What the exercise asks
In the entries below, find the lines that contain the word "Dateien" and copy them.

Dataset rows for apps and sites

>>>>

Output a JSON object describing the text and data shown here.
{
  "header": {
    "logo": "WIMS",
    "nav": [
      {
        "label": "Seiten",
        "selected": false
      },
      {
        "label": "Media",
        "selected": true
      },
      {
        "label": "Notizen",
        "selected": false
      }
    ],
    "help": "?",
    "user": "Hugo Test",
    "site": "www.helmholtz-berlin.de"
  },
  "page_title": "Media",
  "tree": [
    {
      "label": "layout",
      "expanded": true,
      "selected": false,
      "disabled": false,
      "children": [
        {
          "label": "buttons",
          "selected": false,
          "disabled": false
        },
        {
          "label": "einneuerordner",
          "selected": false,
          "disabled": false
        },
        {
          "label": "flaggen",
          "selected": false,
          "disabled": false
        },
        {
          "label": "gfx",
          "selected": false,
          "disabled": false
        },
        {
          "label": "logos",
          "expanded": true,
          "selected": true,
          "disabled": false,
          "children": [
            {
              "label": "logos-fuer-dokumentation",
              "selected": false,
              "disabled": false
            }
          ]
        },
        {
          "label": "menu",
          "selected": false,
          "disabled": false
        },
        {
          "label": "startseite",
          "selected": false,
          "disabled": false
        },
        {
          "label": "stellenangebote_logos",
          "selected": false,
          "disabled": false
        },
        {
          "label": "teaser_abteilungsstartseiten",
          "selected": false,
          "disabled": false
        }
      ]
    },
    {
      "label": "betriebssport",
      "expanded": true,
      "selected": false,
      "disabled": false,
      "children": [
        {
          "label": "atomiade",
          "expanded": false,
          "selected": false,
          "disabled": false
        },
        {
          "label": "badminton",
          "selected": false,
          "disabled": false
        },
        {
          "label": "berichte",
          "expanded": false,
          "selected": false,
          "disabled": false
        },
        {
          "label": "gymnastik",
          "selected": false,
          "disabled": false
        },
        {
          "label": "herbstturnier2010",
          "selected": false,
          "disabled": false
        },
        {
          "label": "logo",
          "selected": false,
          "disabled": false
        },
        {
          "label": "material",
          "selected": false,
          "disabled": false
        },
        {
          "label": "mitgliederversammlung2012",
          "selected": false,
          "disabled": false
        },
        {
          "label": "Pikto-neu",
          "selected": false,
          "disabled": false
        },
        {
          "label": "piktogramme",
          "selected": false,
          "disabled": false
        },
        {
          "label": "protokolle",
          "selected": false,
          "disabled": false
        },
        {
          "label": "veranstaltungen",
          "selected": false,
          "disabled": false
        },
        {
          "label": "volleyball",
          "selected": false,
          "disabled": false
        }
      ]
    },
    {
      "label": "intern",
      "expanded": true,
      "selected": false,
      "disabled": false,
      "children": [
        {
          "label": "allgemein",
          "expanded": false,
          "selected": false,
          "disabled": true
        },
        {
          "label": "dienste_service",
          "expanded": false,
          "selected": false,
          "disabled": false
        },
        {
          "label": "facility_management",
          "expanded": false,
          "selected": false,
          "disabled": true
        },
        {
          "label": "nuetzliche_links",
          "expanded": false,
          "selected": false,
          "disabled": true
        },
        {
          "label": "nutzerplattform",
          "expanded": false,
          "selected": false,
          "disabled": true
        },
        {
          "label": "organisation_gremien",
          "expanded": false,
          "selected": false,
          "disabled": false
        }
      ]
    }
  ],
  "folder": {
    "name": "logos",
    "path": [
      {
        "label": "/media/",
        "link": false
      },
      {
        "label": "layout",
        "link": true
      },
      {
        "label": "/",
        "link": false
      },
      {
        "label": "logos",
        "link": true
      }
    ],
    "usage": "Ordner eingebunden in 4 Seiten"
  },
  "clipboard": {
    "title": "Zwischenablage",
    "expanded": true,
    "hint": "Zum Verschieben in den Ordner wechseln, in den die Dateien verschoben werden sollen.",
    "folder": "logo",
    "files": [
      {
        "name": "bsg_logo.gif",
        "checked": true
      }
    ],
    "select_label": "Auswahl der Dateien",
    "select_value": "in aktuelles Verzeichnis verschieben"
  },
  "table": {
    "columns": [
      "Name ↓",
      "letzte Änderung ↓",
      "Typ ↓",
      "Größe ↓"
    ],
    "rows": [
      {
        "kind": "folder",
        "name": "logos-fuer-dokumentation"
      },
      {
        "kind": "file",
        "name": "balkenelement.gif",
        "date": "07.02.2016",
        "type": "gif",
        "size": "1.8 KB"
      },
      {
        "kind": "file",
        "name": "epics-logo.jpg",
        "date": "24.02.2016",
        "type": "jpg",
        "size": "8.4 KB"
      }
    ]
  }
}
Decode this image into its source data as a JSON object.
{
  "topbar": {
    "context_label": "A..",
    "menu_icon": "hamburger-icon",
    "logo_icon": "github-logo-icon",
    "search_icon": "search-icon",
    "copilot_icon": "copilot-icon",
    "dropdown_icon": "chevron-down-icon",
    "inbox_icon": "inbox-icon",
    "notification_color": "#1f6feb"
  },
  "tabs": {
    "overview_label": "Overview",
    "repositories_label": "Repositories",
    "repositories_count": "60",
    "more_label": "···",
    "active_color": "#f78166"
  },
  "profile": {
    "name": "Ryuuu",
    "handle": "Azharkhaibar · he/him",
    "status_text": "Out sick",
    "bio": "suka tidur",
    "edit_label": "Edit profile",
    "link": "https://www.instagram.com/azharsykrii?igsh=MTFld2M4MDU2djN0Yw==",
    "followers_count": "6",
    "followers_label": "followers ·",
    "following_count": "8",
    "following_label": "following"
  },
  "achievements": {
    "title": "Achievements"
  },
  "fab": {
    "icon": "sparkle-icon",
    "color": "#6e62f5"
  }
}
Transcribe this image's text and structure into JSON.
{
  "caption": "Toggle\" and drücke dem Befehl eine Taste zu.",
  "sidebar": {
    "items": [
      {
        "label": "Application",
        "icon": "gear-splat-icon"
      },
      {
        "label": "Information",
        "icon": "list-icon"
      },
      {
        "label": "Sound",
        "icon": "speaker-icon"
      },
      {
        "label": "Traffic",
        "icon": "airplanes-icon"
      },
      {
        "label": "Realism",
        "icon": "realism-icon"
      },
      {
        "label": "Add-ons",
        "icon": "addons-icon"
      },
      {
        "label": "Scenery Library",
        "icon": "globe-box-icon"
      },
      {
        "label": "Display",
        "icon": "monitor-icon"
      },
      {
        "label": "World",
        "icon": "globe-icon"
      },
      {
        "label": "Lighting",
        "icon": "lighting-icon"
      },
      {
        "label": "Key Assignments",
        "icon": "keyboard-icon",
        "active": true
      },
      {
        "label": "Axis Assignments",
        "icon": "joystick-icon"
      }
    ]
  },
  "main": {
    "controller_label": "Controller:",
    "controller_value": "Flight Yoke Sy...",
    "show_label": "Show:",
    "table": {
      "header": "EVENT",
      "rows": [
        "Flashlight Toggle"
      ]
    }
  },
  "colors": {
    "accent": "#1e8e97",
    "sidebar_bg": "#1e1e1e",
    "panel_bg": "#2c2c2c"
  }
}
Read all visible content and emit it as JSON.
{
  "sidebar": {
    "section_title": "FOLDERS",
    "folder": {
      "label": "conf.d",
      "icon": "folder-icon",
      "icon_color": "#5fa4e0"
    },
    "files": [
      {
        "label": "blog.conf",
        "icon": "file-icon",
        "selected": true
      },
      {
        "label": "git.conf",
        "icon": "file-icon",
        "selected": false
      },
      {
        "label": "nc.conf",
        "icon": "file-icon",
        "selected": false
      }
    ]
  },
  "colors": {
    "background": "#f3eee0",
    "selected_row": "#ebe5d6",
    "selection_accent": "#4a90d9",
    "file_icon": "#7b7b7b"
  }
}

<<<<

Answer to the exercise
    "hint": "Zum Verschieben in den Ordner wechseln, in den die Dateien verschoben werden sollen.",
    "select_label": "Auswahl der Dateien",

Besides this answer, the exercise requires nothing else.